Need some emotional rescue? These tips from top bridal coaches can help smooth your way to the altar.

your sticky situations-solved!

Your mom, your sister or your best friend may be your closest confidante, but she may not always be the one who can give you the best advice for handling wedding-planning dilemmas. In fact, she may even be creating a few of your headaches—or simply may not be interested in listening to your planning woes! For this reason, some brides today are turning to bridal, or wedding, coaches for help in navigating what is often an emotionally bumpy road on the way to the big day. These coaches will work with an engaged woman to help her overcome stress and put wedding planning into proper perspective. "As your wedding plans unfold, you start dealing with conflicting egos, in-laws and too many cooks in your kitchen," says Jeri Kadison, a New York City-based bridal coach. "You may find yourself feeling anxious, tired and self-doubting."

Sound familiar? To help you deal with some typical emotional obstacles, here's advice from top wedding coaches.

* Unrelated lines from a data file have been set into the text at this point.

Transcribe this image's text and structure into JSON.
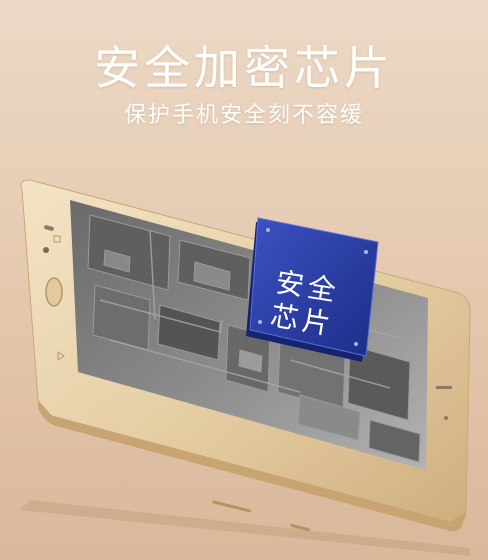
{
  "hero": {
    "title": "安全加密芯片",
    "subtitle": "保护手机安全刻不容缓"
  },
  "chip": {
    "label_line1": "安全",
    "label_line2": "芯片"
  },
  "colors": {
    "background_top": "#ecd9c6",
    "background_bottom": "#d9b89b",
    "phone_body": "#e9d4ad",
    "chip_blue": "#2a3fa8",
    "board_gray": "#7c7c7c"
  }
}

Problem: "At first I was so excited about planning my wedding. But as the day gets closer, I've started to feel stressed out and overwhelmed. I love my fiancé, but sometimes I even fantasize about calling off the wedding! What's going on?"

Solution: Sounds like a case of pre-wedding jitters. At the beginning of the process, a bride may be so preoccupied with the details of planning that she forgets she's making one of the most momentous decisions of her life. Then it hits her. "It isn't necessarily a sense of doubt about the man you're marrying, but about the choice you've made to get married," says Rev. Laurie Sue Brockway, an interfaith minister and cofacilitator of the Bridal Survival Club in New York City. Rev. Brockway believes that you need to be able to name your fears. She suggests brides ask themselves: Am I afraid my fiancé's not the right guy for me, or am I scared of the way my life will change after I'm married?

"If a bride tells me, ‘I love this guy and feel in my heart he's the right person, but I'm so afraid I'm going to lose my independence,' I can work with her on constructive ways to look at and overcome that fear," Rev. Brockway says. It helps to know that many engaged women share this concern, and that usually they find ways to blend their personal autonomy with their new role as a wife.